Join the Maine Humanities Council off the beaten path as we travel by chartered bus through deep woods and along river roads, from the Beauce Region of Québec to Bath, Maine, along the Chaudière and Kennebec Rivers. These rivers were used for centuries by Native Americans to travel between the St. Lawrence River and the Gulf of Maine. In the 17th century, the Kennebec was a border between the French and English, and then a contested thoroughfare. During the American Revolution, Benedict Arnold led American soldiers up the corridor in an unsuccessful attempt to take Québec. In the 19th century, Maine farmers seeking markets for their products established the Old Canada Road along the rivers and, later, thousands of French Canadians and Irish traveled south to find work in Maine’s woods, mills and shoe factories.

Explore the history, landscape, and folklore of the communities of the corridor, from Saint-Georges and the forested wilderness of Jackman to the tidewaters of Merrymeeting Bay.

Taste the traditional foods of the corridor: French Canadian, Logging Camp, Franco- American, and Lebanese guides.

Call (207) 773-5051 or e-mail info@mainehumanities.org
A program of the Maine Humanities Council

Sunday, September 09, 2007

Androscoggin Swinging Bridge Dedication and Grand Re-opening - Topsham, Maine

The Dedication and Grand Re-Opening of the Androscoggin Swinging Bridge took place this past Saturday September 8 on Bridge Street in Topsham, Maine.

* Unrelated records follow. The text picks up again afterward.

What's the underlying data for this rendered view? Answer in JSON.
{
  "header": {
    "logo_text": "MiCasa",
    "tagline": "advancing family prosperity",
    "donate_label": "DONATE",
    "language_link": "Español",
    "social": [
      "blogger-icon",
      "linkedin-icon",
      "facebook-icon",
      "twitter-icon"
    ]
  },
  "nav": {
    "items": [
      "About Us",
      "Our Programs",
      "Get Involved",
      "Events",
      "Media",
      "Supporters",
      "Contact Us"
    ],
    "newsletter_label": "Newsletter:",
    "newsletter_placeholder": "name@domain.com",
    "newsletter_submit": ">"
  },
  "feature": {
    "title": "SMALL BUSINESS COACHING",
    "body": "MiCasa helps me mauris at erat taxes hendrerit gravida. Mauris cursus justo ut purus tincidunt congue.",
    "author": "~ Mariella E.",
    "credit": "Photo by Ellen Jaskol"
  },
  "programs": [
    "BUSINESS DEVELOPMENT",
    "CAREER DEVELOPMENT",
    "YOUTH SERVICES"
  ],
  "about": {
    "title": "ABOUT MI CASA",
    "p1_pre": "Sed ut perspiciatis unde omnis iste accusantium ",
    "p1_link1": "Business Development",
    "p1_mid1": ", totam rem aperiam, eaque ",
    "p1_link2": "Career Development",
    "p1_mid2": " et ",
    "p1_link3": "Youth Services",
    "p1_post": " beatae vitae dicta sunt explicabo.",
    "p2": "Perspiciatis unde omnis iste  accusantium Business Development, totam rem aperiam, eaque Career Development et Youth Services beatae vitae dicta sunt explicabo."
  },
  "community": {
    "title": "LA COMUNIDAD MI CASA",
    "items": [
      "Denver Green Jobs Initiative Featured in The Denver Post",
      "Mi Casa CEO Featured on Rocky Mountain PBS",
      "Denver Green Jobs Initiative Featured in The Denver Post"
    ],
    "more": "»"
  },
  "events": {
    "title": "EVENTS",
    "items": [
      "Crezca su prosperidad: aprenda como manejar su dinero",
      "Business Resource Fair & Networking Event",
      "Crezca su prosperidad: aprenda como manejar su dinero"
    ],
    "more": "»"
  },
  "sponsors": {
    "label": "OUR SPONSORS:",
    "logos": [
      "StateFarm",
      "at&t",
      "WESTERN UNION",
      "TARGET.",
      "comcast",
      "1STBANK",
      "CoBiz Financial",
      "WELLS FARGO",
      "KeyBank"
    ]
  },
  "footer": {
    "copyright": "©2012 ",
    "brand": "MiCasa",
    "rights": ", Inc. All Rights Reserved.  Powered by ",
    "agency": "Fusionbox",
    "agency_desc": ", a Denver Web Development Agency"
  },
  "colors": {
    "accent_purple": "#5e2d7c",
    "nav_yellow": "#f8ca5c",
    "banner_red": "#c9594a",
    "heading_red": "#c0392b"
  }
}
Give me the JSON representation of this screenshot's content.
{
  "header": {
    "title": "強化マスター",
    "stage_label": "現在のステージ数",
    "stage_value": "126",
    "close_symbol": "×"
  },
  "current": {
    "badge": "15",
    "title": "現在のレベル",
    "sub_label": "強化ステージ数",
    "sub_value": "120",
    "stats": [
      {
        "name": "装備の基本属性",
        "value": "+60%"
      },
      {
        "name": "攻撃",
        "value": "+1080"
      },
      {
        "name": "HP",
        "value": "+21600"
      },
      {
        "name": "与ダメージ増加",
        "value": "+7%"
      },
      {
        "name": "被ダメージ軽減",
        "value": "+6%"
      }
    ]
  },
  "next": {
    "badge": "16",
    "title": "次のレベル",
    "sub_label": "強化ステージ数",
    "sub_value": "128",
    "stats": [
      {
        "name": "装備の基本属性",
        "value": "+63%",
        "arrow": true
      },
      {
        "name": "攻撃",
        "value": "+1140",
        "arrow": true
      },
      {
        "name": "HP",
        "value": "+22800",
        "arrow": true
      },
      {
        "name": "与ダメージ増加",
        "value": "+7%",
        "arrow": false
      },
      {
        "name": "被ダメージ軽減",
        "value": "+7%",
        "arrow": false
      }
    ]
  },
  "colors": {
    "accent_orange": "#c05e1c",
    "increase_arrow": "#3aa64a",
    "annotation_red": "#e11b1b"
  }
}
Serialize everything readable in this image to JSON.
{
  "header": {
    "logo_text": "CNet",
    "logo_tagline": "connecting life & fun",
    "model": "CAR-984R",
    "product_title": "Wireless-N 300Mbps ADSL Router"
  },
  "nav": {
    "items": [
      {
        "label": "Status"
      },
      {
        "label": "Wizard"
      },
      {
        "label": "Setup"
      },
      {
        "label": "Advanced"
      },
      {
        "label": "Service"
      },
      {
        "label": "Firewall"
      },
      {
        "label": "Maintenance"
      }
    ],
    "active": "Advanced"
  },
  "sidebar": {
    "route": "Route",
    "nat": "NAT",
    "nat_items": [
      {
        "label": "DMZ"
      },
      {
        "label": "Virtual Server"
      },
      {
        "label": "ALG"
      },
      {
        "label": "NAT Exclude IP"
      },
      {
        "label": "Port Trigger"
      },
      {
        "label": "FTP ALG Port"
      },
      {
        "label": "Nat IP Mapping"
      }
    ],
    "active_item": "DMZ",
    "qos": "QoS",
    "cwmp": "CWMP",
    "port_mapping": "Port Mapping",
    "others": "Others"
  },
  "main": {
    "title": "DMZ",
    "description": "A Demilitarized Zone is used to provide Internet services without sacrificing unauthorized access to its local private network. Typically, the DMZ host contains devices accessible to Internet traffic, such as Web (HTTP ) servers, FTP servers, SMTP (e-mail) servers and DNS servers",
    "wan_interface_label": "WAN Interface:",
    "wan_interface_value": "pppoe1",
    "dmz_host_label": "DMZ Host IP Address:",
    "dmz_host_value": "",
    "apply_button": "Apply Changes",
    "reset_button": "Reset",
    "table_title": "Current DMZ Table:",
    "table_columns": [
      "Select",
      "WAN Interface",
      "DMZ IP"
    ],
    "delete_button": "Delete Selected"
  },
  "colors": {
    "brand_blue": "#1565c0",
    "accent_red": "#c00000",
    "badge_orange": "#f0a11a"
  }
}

The bridge was originally designed and built in 1892 by the John A. Roebling’s Sons Co. , the same company that designed and built the Brooklyn Bridge. Kathryn G. Dodge, PH.D, and Linda McDonald, great, great, great granddaughters of John A. Roebling attendded the event. Dodge was a guest speaker. The keynote speaker for the event was John Richardson, Director of Maine’s Department of Economic and Community Development.

This historic bridge has been rehabilitated and parks created in Topsham and Brunswick on the shores of the Androscoggin River at the ends of the bridge.

For pictures and for more information on the swinging bridge, link to